RD:You know, that is a funny question because, while we are very connected to the local arts community and the Third Ward community, we are not as connected with the Greater Houston area as much as I would like to think. It’s amazing that PRH has an international reputation while folks in Katy have no idea we exist! You can’t reach everyone obviously, so when new visitors come to PRH, we are excited to talk about the work we do and ask them to join the mailing list to stay connected. Even though we have been around for 20 years, there is still a lot that can be done in terms of audience/visitor development. It’s always good to make a new friend, so we hope to keep on reaching out while making sure our local Third Ward residents know that we are there to offer resources and serve them as much as we can.
A+C: I’m from Houston, grew up in Houston, but literally only heard about PRH when I was living abroad and looking into moving back. So, I see what you mean about locals not knowing about the space! In what ways are you all at PRH working to balance this: international vs. local visibility?
RD:It is a constant work in progress. We have also grown to have a number of “communities,” but at the end of the day, PRH is invested and committed to Third Ward. The beauty is being tied to (and responding to) the neighborhood while maintaining/initiating a global conversation.
A+C: I imagine the more well-known the space becomes the harder, yet more critical, it becomes to stay grounded in Third Ward’s community. Is that correct? In what ways have you addressed this issue?
RD:There are challenges because in order to stay grounded to Third Ward, we have to be fluid and respond to the changes of the neighborhood. I think we address this through affordable housing, and the plan to develop more housing; providing tutoring for residents; creating economic opportunities for residents through monthly markets; empowering folks share their talents through community talent show (which happens in conjunction with the monthly markets); and providing a social safety net for women, their children, and families.
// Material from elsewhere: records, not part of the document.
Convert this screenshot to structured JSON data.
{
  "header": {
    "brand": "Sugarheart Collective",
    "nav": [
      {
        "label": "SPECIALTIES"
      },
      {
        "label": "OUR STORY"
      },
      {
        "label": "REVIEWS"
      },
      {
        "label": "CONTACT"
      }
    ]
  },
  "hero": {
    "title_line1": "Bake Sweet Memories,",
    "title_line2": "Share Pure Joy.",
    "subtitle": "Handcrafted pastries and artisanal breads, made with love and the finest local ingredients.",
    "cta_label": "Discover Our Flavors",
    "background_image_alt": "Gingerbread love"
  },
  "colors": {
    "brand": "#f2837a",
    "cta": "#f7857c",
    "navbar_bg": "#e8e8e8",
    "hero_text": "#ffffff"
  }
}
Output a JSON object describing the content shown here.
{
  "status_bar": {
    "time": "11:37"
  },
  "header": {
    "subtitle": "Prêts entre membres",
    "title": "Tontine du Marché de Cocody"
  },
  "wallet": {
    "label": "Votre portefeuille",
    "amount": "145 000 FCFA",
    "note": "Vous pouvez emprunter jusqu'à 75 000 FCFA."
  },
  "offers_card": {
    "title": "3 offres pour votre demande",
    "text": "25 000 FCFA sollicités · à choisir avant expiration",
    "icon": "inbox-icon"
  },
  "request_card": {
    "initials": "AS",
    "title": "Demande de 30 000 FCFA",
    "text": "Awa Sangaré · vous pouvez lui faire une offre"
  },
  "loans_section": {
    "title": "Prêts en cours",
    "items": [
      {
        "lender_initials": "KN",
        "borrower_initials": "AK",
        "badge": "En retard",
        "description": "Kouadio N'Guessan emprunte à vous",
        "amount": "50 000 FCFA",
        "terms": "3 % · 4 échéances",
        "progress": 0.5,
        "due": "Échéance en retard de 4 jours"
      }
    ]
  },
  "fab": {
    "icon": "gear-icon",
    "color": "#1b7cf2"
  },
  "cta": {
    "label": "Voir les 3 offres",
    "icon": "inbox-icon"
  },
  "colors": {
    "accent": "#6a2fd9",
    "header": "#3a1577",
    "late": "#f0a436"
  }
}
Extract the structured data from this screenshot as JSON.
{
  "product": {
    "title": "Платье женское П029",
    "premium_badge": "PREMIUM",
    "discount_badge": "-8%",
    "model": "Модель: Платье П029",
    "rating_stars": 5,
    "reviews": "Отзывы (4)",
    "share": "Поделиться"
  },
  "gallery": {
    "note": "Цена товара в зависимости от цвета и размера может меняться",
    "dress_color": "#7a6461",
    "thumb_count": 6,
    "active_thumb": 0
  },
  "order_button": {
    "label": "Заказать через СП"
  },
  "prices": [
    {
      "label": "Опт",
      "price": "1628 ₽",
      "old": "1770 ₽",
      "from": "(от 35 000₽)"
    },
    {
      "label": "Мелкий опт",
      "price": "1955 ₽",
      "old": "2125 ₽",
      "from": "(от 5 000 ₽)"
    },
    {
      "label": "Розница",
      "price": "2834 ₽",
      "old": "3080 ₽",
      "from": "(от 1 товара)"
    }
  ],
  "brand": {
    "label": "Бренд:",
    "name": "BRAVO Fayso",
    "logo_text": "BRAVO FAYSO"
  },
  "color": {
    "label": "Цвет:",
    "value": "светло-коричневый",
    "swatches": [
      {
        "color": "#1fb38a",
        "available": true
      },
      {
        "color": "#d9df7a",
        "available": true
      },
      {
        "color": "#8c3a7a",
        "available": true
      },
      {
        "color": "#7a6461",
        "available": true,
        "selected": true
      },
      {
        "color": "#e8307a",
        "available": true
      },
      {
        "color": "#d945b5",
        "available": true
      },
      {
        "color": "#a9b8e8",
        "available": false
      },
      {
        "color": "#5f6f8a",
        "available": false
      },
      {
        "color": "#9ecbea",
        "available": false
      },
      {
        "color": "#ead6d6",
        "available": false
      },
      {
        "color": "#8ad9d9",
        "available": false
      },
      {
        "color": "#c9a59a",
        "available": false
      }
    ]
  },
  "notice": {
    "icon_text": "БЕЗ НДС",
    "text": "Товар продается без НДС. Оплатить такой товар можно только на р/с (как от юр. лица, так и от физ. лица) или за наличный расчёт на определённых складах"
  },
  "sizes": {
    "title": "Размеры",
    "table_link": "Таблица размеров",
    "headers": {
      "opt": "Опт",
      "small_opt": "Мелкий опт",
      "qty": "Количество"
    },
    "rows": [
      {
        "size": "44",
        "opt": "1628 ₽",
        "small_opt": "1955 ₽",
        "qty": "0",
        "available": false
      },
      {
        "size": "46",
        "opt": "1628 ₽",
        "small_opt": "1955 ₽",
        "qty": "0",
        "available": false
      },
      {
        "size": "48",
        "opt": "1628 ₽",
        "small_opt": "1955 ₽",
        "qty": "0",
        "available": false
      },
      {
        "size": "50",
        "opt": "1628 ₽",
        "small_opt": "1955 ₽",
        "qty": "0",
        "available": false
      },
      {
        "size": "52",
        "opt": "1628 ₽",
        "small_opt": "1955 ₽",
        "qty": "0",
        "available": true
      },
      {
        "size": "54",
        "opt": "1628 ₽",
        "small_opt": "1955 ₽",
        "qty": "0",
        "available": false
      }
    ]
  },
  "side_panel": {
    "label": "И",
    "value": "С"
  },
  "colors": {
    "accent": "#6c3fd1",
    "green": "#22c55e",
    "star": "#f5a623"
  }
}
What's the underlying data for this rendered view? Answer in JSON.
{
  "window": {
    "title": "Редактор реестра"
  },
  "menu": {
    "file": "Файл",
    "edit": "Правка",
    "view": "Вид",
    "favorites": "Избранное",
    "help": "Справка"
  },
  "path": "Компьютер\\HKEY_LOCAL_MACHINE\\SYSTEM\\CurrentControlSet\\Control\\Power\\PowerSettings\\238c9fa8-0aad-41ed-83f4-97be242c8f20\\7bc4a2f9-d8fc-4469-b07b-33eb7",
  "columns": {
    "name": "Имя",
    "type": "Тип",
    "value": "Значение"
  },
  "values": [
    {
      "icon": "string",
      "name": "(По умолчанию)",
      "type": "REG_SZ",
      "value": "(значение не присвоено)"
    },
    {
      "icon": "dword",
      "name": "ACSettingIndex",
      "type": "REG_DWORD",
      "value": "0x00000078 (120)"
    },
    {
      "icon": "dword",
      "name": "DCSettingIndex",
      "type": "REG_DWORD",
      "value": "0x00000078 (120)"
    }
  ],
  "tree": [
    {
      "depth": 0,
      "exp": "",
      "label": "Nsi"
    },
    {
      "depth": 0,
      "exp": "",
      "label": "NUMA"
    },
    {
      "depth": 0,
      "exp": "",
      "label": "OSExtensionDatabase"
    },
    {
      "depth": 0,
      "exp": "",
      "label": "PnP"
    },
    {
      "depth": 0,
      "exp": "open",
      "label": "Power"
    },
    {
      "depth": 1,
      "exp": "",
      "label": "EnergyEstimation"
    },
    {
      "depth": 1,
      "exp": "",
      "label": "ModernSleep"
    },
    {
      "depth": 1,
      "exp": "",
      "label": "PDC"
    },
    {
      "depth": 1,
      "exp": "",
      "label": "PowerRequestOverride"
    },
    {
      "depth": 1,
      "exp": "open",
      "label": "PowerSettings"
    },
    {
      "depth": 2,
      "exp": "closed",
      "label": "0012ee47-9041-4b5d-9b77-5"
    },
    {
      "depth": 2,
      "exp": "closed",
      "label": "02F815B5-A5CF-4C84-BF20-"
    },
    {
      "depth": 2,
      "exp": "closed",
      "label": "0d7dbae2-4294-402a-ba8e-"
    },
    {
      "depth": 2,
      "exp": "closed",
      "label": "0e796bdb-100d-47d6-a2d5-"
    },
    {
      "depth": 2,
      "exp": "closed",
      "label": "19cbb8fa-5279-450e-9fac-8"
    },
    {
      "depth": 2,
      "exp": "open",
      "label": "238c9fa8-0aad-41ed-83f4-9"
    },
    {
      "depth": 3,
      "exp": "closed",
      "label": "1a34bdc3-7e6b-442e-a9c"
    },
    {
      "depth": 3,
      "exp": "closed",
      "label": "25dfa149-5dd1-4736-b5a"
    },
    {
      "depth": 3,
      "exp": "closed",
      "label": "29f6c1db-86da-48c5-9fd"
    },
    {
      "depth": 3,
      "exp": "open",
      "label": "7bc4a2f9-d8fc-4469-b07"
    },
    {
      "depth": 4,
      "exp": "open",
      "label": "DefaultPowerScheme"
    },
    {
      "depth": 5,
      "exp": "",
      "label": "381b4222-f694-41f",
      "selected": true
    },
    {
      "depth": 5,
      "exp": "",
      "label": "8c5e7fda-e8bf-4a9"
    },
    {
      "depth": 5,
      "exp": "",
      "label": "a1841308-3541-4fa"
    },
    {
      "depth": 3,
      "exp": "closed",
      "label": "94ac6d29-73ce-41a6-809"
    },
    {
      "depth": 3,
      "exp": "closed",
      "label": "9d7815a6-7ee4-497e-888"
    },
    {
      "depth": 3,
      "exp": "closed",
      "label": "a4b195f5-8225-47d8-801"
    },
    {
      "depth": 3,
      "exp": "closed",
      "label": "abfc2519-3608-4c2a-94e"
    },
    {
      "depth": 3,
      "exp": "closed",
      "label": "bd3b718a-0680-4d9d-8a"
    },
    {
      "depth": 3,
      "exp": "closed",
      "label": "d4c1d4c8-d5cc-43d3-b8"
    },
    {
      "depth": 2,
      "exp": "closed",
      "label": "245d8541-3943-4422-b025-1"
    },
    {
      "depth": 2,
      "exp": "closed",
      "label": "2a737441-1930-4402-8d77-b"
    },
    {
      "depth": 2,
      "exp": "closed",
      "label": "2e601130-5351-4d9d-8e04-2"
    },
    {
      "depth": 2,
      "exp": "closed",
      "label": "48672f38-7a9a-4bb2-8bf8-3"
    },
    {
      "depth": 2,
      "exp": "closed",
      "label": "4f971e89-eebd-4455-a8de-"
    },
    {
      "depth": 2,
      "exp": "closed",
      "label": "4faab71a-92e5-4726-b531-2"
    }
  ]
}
A+ C: Lastly, can you tell me a little about the current Round? The ideas behind it–it’s predominately women artists, right? Was this deliberate?
RD: I was really interested in ideas of Labor – as an open-ended exploration. Process and Action emerged from me asking a set of questions, and I wanted artists to think about those [questions] and respond in their own way. As you can see, there are a number of responses that look at, to name a few, motherhood, which we often don’t attach to Labor [although it] is an act of labor and certainly connected to unwaged labor; parental-leave inequalities in the work place; international protest sourced by women and for women; and immigration. The artists will each lead a lecture in the Consciousness-Raising Lecture Series, which will kick off on December 2, 2014 with RosineKouamen, as a way to connect specific parts of their installations to the public to explore ideas in a deeper way.
In our 20-year history, I noticed that we have not had a Round dedicated to all female voices, and I wanted to change that. There are so many thoughtful female artists working in the city and beyond, and I wanted to highlight them. It is also a nod to the Young Mothers Residential Program, which is made of up women, and given the fact that this is the Round that closes are 20th anniversary celebration, I wanted to make an informal highlight.
– CHARISSE PEARLINA WESTON